▶ [TASK DIRECTIONS] For every record below, write out an exact copy.

▶ [LISTED RECORDS]
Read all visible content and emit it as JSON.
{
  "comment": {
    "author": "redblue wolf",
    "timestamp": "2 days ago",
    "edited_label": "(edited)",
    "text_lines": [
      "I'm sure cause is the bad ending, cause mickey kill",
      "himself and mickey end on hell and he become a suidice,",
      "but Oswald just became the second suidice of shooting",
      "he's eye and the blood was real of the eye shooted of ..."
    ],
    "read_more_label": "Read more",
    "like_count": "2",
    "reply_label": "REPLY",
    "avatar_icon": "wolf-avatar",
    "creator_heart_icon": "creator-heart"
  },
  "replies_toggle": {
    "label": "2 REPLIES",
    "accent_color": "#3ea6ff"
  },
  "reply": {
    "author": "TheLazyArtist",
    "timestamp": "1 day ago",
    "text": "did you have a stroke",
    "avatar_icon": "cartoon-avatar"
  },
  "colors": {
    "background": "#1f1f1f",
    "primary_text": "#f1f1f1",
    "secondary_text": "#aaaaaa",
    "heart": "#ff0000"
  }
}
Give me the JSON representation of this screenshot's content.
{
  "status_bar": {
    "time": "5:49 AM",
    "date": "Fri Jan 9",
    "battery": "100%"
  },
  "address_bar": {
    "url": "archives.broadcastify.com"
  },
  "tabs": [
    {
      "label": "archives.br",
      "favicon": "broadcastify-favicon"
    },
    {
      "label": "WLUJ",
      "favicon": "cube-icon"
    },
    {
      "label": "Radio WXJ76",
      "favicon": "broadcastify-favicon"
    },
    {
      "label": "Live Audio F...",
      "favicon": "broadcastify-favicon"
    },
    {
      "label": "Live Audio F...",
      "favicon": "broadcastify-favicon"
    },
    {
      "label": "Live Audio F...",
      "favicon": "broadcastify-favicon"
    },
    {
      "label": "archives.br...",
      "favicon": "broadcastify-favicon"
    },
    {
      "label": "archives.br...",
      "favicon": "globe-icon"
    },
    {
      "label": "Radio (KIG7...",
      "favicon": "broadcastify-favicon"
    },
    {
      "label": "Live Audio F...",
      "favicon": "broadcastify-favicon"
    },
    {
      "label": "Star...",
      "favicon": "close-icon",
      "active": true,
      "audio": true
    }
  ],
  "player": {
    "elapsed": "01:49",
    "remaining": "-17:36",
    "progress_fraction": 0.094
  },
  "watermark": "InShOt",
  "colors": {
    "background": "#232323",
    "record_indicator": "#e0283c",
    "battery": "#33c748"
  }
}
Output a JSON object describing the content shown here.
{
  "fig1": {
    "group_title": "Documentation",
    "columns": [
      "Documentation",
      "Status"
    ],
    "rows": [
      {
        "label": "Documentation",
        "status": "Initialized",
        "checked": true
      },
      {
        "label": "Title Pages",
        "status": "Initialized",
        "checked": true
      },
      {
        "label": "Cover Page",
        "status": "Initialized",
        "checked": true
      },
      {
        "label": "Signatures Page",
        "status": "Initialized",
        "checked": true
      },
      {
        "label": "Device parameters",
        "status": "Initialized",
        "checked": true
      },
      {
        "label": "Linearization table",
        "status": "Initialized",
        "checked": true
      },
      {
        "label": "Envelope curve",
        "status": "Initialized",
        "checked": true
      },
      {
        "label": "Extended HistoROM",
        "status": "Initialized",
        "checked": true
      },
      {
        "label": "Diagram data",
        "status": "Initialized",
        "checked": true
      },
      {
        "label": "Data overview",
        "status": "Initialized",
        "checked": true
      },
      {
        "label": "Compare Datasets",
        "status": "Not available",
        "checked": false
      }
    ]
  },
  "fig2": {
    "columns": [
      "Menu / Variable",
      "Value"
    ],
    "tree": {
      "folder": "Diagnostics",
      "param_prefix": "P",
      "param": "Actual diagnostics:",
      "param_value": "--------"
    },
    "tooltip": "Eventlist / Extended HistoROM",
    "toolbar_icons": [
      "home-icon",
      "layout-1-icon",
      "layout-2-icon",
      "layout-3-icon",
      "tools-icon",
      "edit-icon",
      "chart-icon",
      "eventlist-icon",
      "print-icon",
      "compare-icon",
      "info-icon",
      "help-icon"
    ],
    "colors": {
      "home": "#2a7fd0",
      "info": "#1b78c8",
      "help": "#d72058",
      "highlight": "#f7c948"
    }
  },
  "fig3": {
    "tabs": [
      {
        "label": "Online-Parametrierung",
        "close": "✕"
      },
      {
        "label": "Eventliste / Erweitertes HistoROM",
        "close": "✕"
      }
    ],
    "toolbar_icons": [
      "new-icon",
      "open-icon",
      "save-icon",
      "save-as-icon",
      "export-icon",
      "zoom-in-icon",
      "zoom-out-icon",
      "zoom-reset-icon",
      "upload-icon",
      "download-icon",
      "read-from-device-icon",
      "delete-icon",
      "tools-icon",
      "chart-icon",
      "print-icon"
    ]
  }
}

▶ [ANSWER BOX]
Read all visible content and emit it as JSON.
{
  "comment": {
    "author": "redblue wolf",
    "timestamp": "2 days ago",
    "edited_label": "(edited)",
    "text_lines": [
      "I'm sure cause is the bad ending, cause mickey kill",
      "himself and mickey end on hell and he become a suidice,",
      "but Oswald just became the second suidice of shooting",
      "he's eye and the blood was real of the eye shooted of ..."
    ],
    "read_more_label": "Read more",
    "like_count": "2",
    "reply_label": "REPLY",
    "avatar_icon": "wolf-avatar",
    "creator_heart_icon": "creator-heart"
  },
  "replies_toggle": {
    "label": "2 REPLIES",
    "accent_color": "#3ea6ff"
  },
  "reply": {
    "author": "TheLazyArtist",
    "timestamp": "1 day ago",
    "text": "did you have a stroke",
    "avatar_icon": "cartoon-avatar"
  },
  "colors": {
    "background": "#1f1f1f",
    "primary_text": "#f1f1f1",
    "secondary_text": "#aaaaaa",
    "heart": "#ff0000"
  }
}
Give me the JSON representation of this screenshot's content.
{
  "status_bar": {
    "time": "5:49 AM",
    "date": "Fri Jan 9",
    "battery": "100%"
  },
  "address_bar": {
    "url": "archives.broadcastify.com"
  },
  "tabs": [
    {
      "label": "archives.br",
      "favicon": "broadcastify-favicon"
    },
    {
      "label": "WLUJ",
      "favicon": "cube-icon"
    },
    {
      "label": "Radio WXJ76",
      "favicon": "broadcastify-favicon"
    },
    {
      "label": "Live Audio F...",
      "favicon": "broadcastify-favicon"
    },
    {
      "label": "Live Audio F...",
      "favicon": "broadcastify-favicon"
    },
    {
      "label": "Live Audio F...",
      "favicon": "broadcastify-favicon"
    },
    {
      "label": "archives.br...",
      "favicon": "broadcastify-favicon"
    },
    {
      "label": "archives.br...",
      "favicon": "globe-icon"
    },
    {
      "label": "Radio (KIG7...",
      "favicon": "broadcastify-favicon"
    },
    {
      "label": "Live Audio F...",
      "favicon": "broadcastify-favicon"
    },
    {
      "label": "Star...",
      "favicon": "close-icon",
      "active": true,
      "audio": true
    }
  ],
  "player": {
    "elapsed": "01:49",
    "remaining": "-17:36",
    "progress_fraction": 0.094
  },
  "watermark": "InShOt",
  "colors": {
    "background": "#232323",
    "record_indicator": "#e0283c",
    "battery": "#33c748"
  }
}
Output a JSON object describing the content shown here.
{
  "fig1": {
    "group_title": "Documentation",
    "columns": [
      "Documentation",
      "Status"
    ],
    "rows": [
      {
        "label": "Documentation",
        "status": "Initialized",
        "checked": true
      },
      {
        "label": "Title Pages",
        "status": "Initialized",
        "checked": true
      },
      {
        "label": "Cover Page",
        "status": "Initialized",
        "checked": true
      },
      {
        "label": "Signatures Page",
        "status": "Initialized",
        "checked": true
      },
      {
        "label": "Device parameters",
        "status": "Initialized",
        "checked": true
      },
      {
        "label": "Linearization table",
        "status": "Initialized",
        "checked": true
      },
      {
        "label": "Envelope curve",
        "status": "Initialized",
        "checked": true
      },
      {
        "label": "Extended HistoROM",
        "status": "Initialized",
        "checked": true
      },
      {
        "label": "Diagram data",
        "status": "Initialized",
        "checked": true
      },
      {
        "label": "Data overview",
        "status": "Initialized",
        "checked": true
      },
      {
        "label": "Compare Datasets",
        "status": "Not available",
        "checked": false
      }
    ]
  },
  "fig2": {
    "columns": [
      "Menu / Variable",
      "Value"
    ],
    "tree": {
      "folder": "Diagnostics",
      "param_prefix": "P",
      "param": "Actual diagnostics:",
      "param_value": "--------"
    },
    "tooltip": "Eventlist / Extended HistoROM",
    "toolbar_icons": [
      "home-icon",
      "layout-1-icon",
      "layout-2-icon",
      "layout-3-icon",
      "tools-icon",
      "edit-icon",
      "chart-icon",
      "eventlist-icon",
      "print-icon",
      "compare-icon",
      "info-icon",
      "help-icon"
    ],
    "colors": {
      "home": "#2a7fd0",
      "info": "#1b78c8",
      "help": "#d72058",
      "highlight": "#f7c948"
    }
  },
  "fig3": {
    "tabs": [
      {
        "label": "Online-Parametrierung",
        "close": "✕"
      },
      {
        "label": "Eventliste / Erweitertes HistoROM",
        "close": "✕"
      }
    ],
    "toolbar_icons": [
      "new-icon",
      "open-icon",
      "save-icon",
      "save-as-icon",
      "export-icon",
      "zoom-in-icon",
      "zoom-out-icon",
      "zoom-reset-icon",
      "upload-icon",
      "download-icon",
      "read-from-device-icon",
      "delete-icon",
      "tools-icon",
      "chart-icon",
      "print-icon"
    ]
  }
}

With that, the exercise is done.